In May, DCF dismissed the allegation of neglect, according to the documents.
The mother said she has lost all trust in the school but has no other options as to where to send him. “They should understand what mothers go through and show us some support,” she said.
In some of the cases, school staff witnessed something on video conferences that made them suspicious, behavior that families and advocates maintain was in fact harmless.
Haverhill mother Christi Brouder, who is white, had been struggling to get her four children, all of whom have special needs, to participate in remote learning for weeks. Two of her children’s teachers threatened to call the district’s truancy officer, but never did.

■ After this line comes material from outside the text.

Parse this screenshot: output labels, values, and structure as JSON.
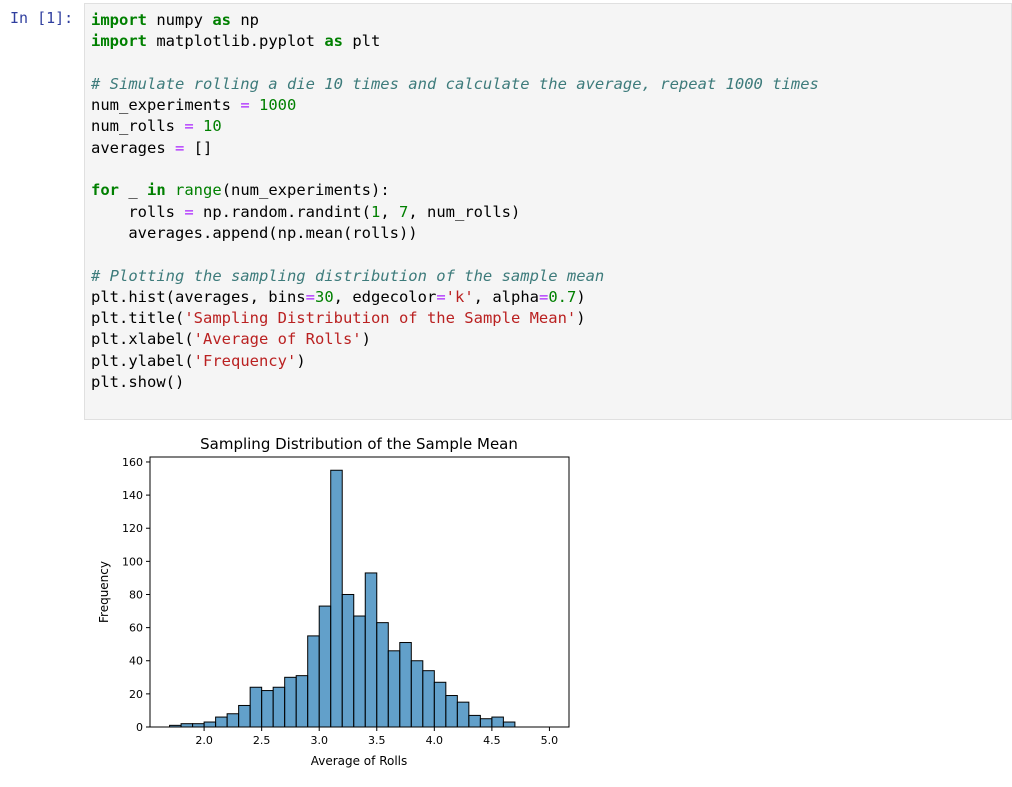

Finally, one day in May, Brouder coaxed her 10-year-old to join a class on Google Meet focused on teaching social skills. The girl was watching with the laptop on the floor when her 6-year-old brother leapt over the computer screen “in his birthday suit,” according to Brouder.
The boy has autism and epilepsy and often feels more comfortable naked, Brouder said. But she also knew his antics could be considered inappropriate and yelled to her son, “You can’t be naked. Get back in the house.” Yet the child jumped over the screen again.
Later that day, Brouder received a call from the Department of Children and Families. The social worker informed her that school staff had reported a naked adult male exposing himself on the computer.
Brouder explained that she lives alone with her four young children and that the nude male was only 6.
She was relieved when the social worker told her the case wouldn’t go anywhere. The school district, however, wasn’t ready to drop the issue. The head of Haverhill’s special-education department told Brouder that afternoon they had contacted the city police department “due to the severity of the allegations,” according to Brouder.
A plainclothes police officer came to her home that evening; that case, too, was eventually dropped. (A Haverhill police spokesman declined to comment.)
Haverhill Superintendent Margaret Marotta would not comment on the specifics of Brouder’s case, but said in an e-mailed statement: “Our staff would not call DCF for suspicion of a naked 6 year old.”
She added that DCF is only contacted “if we had immediate concerns for the well-being of a student.”
But Brouder said there were lasting effects from Haverhill’s decision to report the family; her daughter, for one, refused to join another live video class session out of fear for her family.
“She didn’t want to get anyone in trouble,” said Brouder.